The corresponding annualized return for the 108 days the CCAP existed in 2007 (between Sept 14, 2007 and Dec 31, 2007) was:
CCAP 2007 Annualized Return = +10.7%
[($257,886.51-$250,000.00)/$250,000.00]*(365/108 days)

Benchmark Russell 3000(IWV) 2007 Annualized Return = -4.1%
[($84.40-$85.43)/$85.43]*(365/108 days)

This Advisor's Overall Market Meter continues to indicate that a NEUTRAL investment posture is appropriate at this time. The corresponding covered calls investing approach is to write near-month primarily at-the-money covered calls. By 'at-the-money', this advisor means that for a covered calls portfolio, on average covered calls positions should be established somewhere between 1.0% below and 1.0% above the strike price.


  1. Is you value at end of month the liquidation value of the account, value of stock and CCs, etc?
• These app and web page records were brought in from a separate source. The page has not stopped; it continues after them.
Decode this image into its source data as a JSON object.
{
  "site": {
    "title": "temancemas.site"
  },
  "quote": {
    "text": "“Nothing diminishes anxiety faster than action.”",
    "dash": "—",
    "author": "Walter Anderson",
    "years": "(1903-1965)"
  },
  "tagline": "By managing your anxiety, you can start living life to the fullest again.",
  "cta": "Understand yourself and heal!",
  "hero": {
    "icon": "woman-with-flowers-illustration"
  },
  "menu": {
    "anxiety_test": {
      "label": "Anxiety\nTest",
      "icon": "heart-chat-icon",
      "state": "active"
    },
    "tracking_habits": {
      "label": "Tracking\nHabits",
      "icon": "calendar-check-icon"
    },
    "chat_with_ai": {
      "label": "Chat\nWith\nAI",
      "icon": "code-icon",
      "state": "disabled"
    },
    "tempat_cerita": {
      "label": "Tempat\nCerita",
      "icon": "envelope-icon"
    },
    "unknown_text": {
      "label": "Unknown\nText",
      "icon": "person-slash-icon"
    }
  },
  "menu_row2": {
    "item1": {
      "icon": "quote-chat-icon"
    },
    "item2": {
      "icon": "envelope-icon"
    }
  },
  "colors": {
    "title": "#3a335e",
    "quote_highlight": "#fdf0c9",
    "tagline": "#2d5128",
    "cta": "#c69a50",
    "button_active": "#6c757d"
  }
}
  2. Hal,
    Yes. Returns are based on the total account value (aka liquidation value). Since stocks and options are both very liquid investments, I believe this is the single best bottom-line method to measure ones performance results.

  3. Jeff,
    Thanks. That is what I thought. I compare my CC account to how the CFA Mutual Fund account is doing in the same time frame. I usually do the comparison at following expiration of most CCs. This tends to eliminate some of the volitatility from the comparison.